College teammates: Randy Moss (Vikings) and Billy Lyon (Packers) at Marshall...Bryant McKinnie (Vikings) and Najeh Davenport and Bubba Franks (Packers) at Miami (Fla.)...Brian Russell (Vikings) and Kabeer Gbaja-Biamila (Packers) at San Diego State.
Other connections: Minnesota's head trainer Chuck Barta and Packers assistant trainer Kurt Fielding were classmates at the University of Wisconsin-La Crosse. Vikings running back Michael Bennett rushed for 1,681 yards in his only season as a Wisconsin starter, 2000, second in Badger history; a former Milwaukee Tech High School star, Bennett's uncle is former Packer Tony Bennett. The Vikings' Nick Davis also played at Wisconsin. Dean Dalton, Minnesota's running backs coach, was a coach at the University of Wisconsin (1986-87). John Schneider, Green Bay's personnel analyst to the general manager, attended St. Thomas College in St. Paul, Minn.
THE FAVRE FILE: As has become something of a habit for No. 4, he again moved up in the NFL record book, forging past Joe Montana into sixth place in career passing yards with 40,871. Montana had closed out his career with 40,551.
Favre also moved past Vinny Testaverde (5,726) into fifth place in career passing attempts. with 5,739.
Favre's two touchdown passes swelled his season total to 17 and his career total to 304. He currently is pursuing Frank Tartkenton (342), who is second on the NFL's lifetime list. Dan Marino is the all-time leader with 420.
The freewheeling Favre also made his 166th consecutive start, again extending his NFL record for quarterbacks, and played in his 168th game, taking over fifth place on the Packers' career list for most games played. He had been tied with tight end Ed West at 167.

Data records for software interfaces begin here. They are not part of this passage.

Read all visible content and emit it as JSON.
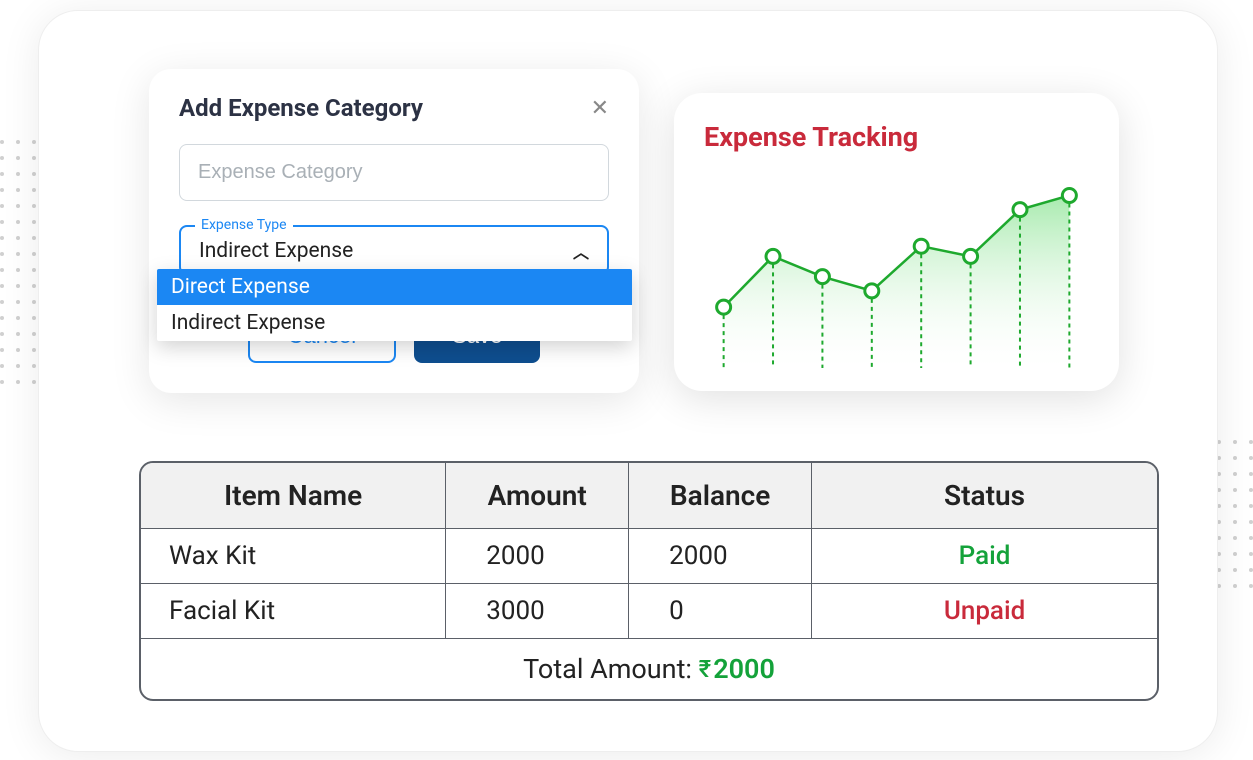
{
  "modal": {
    "title": "Add Expense Category",
    "close_icon": "✕",
    "input_placeholder": "Expense Category",
    "select_label": "Expense Type",
    "select_value": "Indirect Expense",
    "options": [
      "Direct Expense",
      "Indirect Expense"
    ],
    "cancel_label": "Cancel",
    "save_label": "Save"
  },
  "chart": {
    "title": "Expense Tracking"
  },
  "chart_data": {
    "type": "line",
    "x": [
      1,
      2,
      3,
      4,
      5,
      6,
      7,
      8
    ],
    "values": [
      30,
      55,
      45,
      38,
      60,
      55,
      78,
      85
    ],
    "ylim": [
      0,
      100
    ],
    "area_fill": true,
    "color": "#1ea92e"
  },
  "table": {
    "headers": [
      "Item Name",
      "Amount",
      "Balance",
      "Status"
    ],
    "rows": [
      {
        "name": "Wax Kit",
        "amount": "2000",
        "balance": "2000",
        "status": "Paid"
      },
      {
        "name": "Facial Kit",
        "amount": "3000",
        "balance": "0",
        "status": "Unpaid"
      }
    ],
    "total_label": "Total Amount:",
    "total_currency": "₹",
    "total_value": "2000"
  },
  "colors": {
    "accent_blue": "#1b87f3",
    "primary_blue": "#0e4e8f",
    "green": "#14a23a",
    "red": "#c92a3b"
  }
}
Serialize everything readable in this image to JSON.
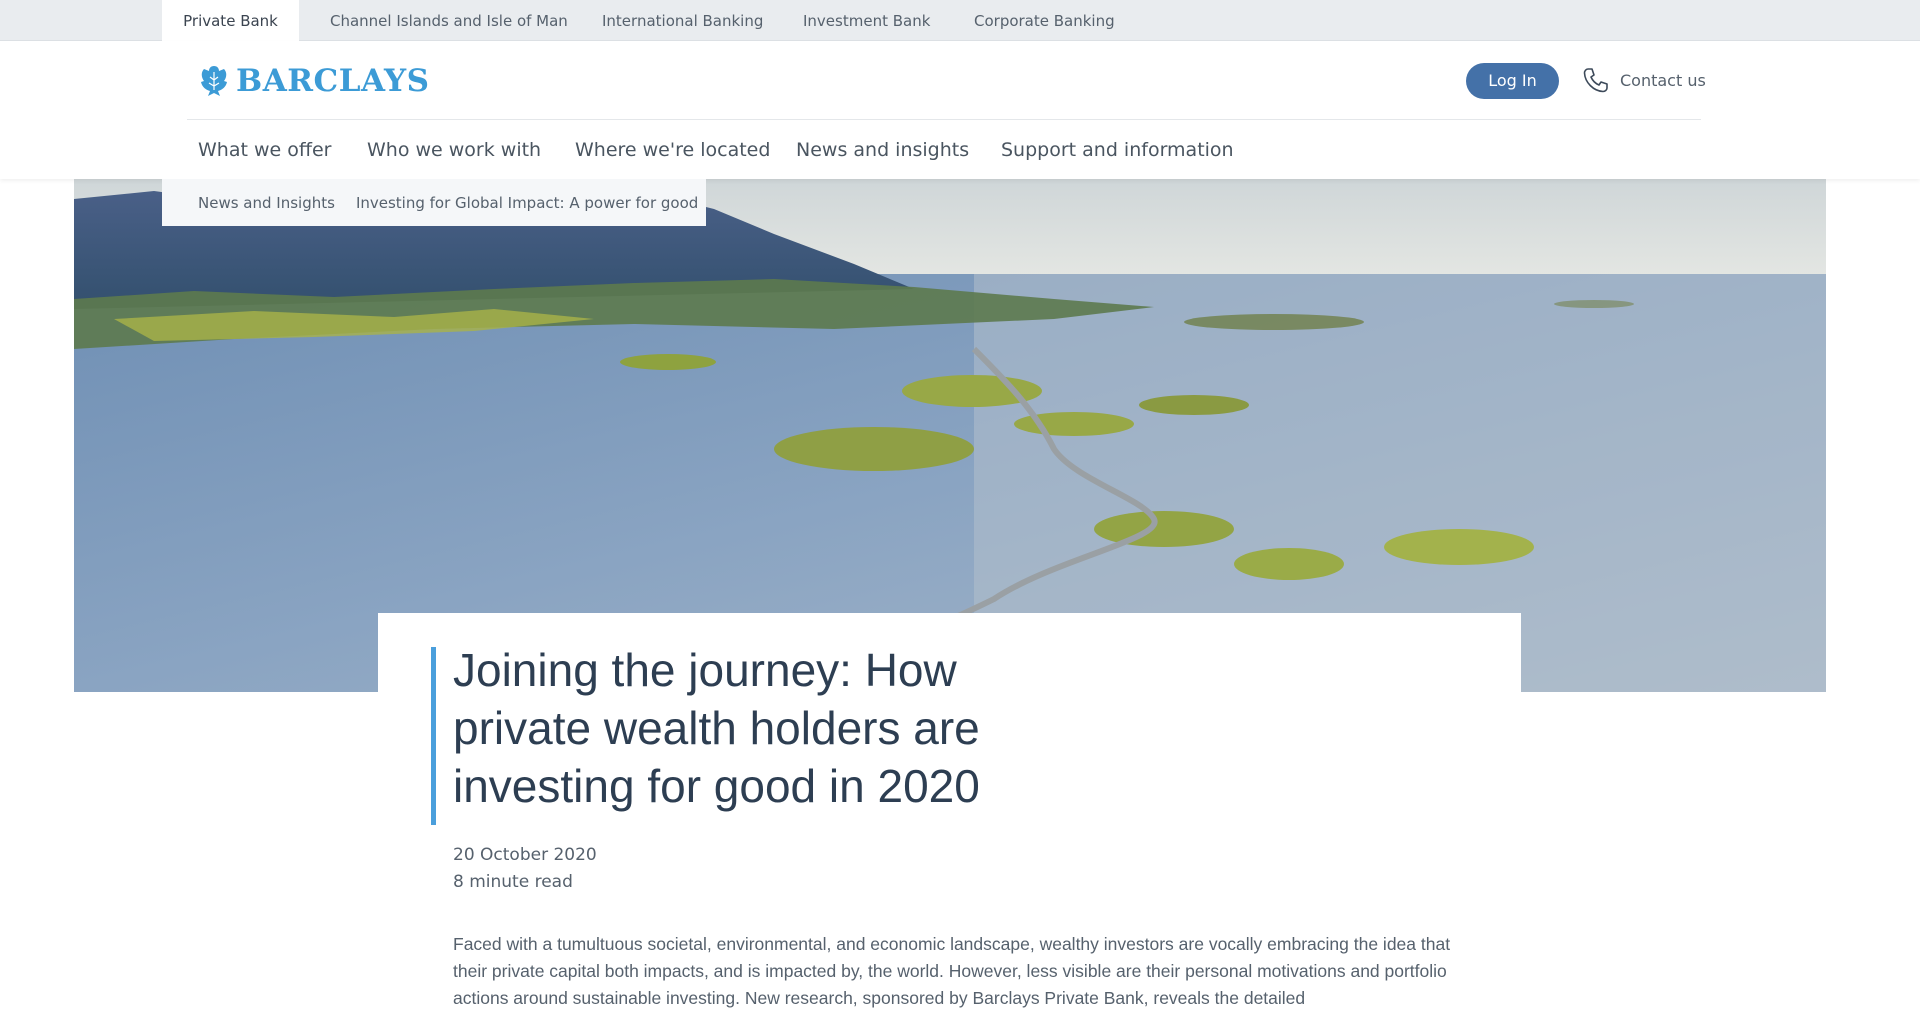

THE DRIVER FILE: In snaring a career-best 11 passes (his previous high was 7 in the season opener against Atlanta Sept. 8), Donald Driver matched the fourth-highest single game total in Packers history.
His also was the first 11-catch effort by a Packers wide receiver since Oct. 14, 1996, when Don Beebe weighed in with that number.
Driver's 130 yards also were a personal career-high, surpassing the 120-yard effort he recorded against the Chicago Bears on Oct. 7 in posting the first 100-yard receiving performance of his four-year NFL career.
THE LONGWELL FILE: Placekicker Ryan Longwell made four field goals for the seventh time in his six-year NFL career, the latter total including a club record-tying 5 against Arizona in 2000.
In posting 16 points, Longwell also came within one point of his career, single-game high, 17, against Arizona on September 24, 2000.